Problem description
All of the data below is to be repeated exactly, except for the pictures.

Data shown
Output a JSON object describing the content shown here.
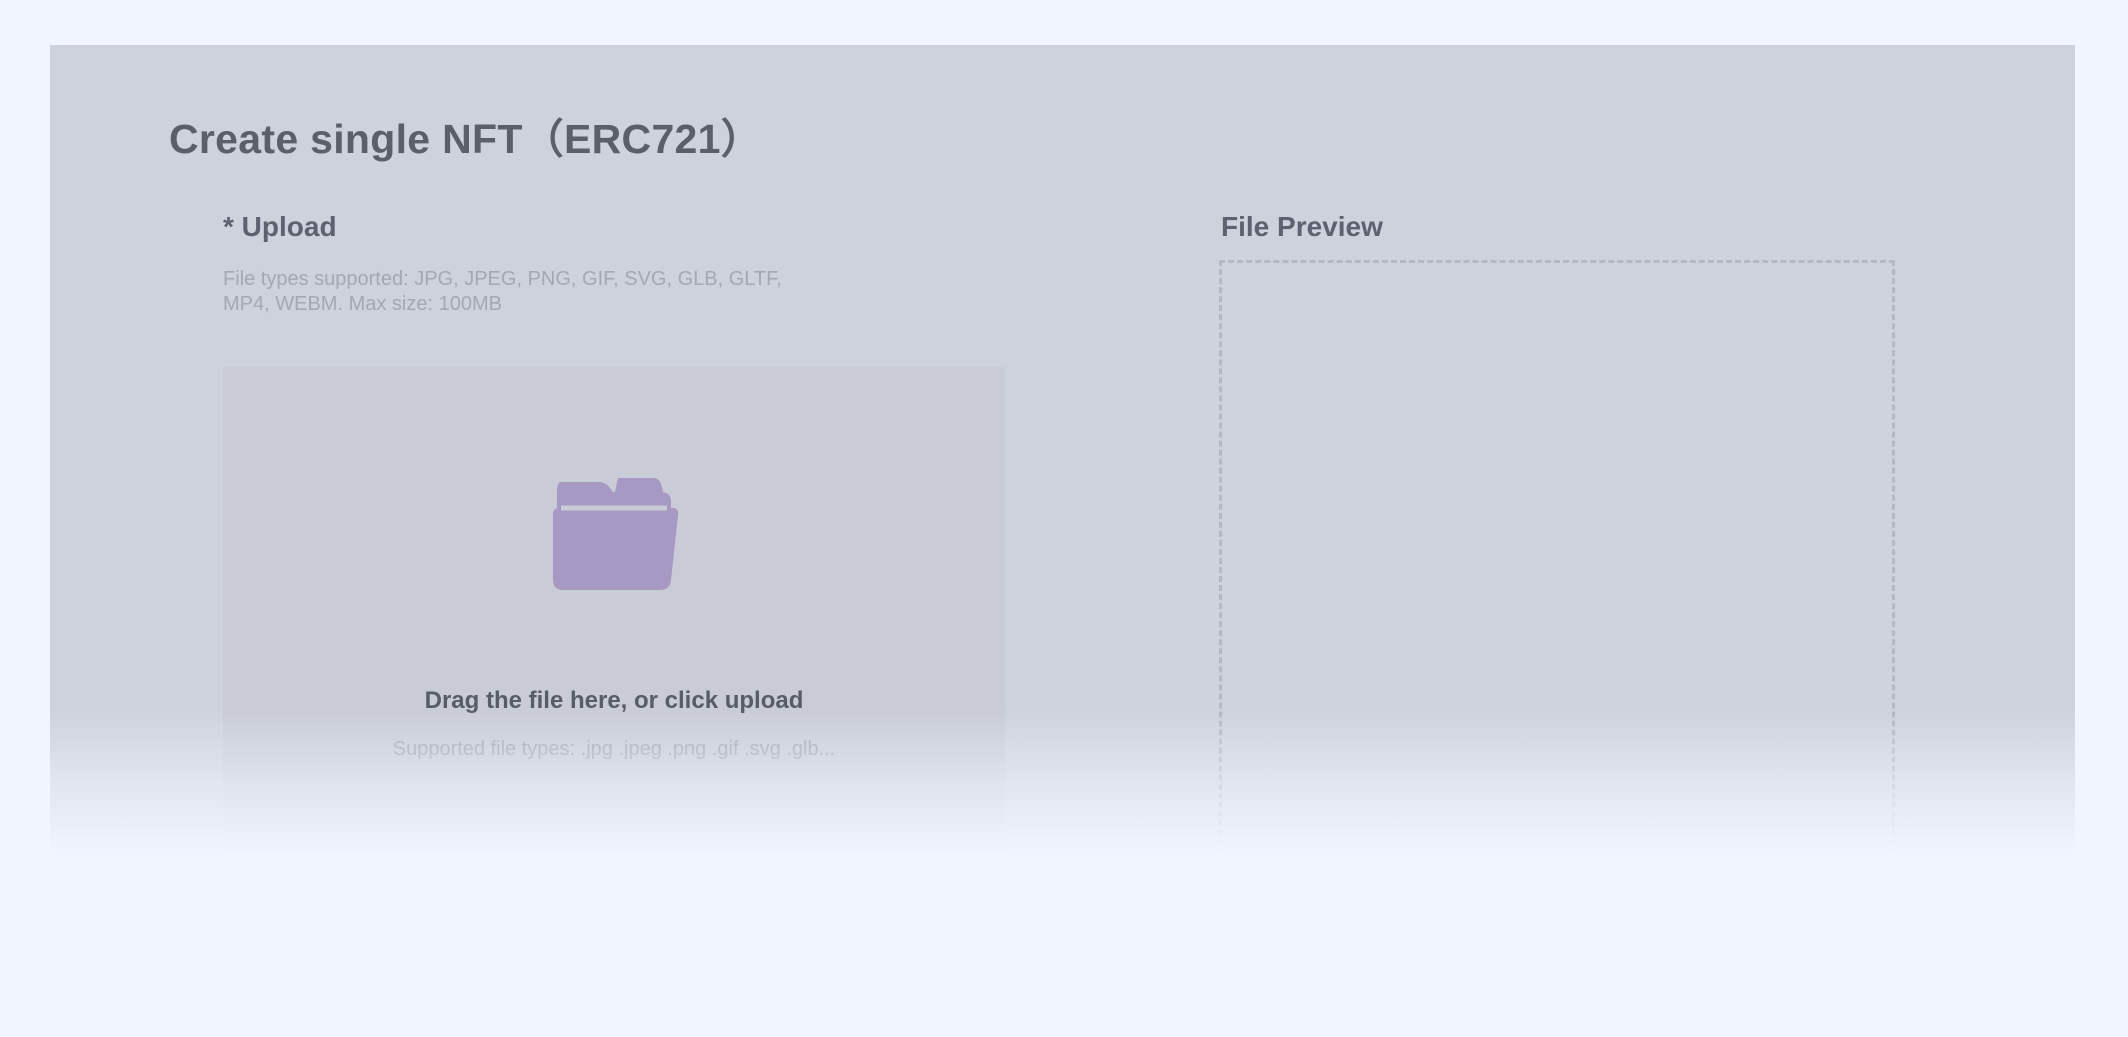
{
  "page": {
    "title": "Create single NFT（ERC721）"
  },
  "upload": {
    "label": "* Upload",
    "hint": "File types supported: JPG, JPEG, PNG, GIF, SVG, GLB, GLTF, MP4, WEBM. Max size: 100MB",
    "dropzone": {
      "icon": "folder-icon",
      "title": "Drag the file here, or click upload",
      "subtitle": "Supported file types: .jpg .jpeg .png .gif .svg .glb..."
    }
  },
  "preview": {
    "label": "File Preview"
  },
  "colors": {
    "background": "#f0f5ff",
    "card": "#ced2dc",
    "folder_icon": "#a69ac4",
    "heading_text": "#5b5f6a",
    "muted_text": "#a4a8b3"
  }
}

Task output
Output a JSON object describing the content shown here.
{
  "page": {
    "title": "Create single NFT（ERC721）"
  },
  "upload": {
    "label": "* Upload",
    "hint": "File types supported: JPG, JPEG, PNG, GIF, SVG, GLB, GLTF, MP4, WEBM. Max size: 100MB",
    "dropzone": {
      "icon": "folder-icon",
      "title": "Drag the file here, or click upload",
      "subtitle": "Supported file types: .jpg .jpeg .png .gif .svg .glb..."
    }
  },
  "preview": {
    "label": "File Preview"
  },
  "colors": {
    "background": "#f0f5ff",
    "card": "#ced2dc",
    "folder_icon": "#a69ac4",
    "heading_text": "#5b5f6a",
    "muted_text": "#a4a8b3"
  }
}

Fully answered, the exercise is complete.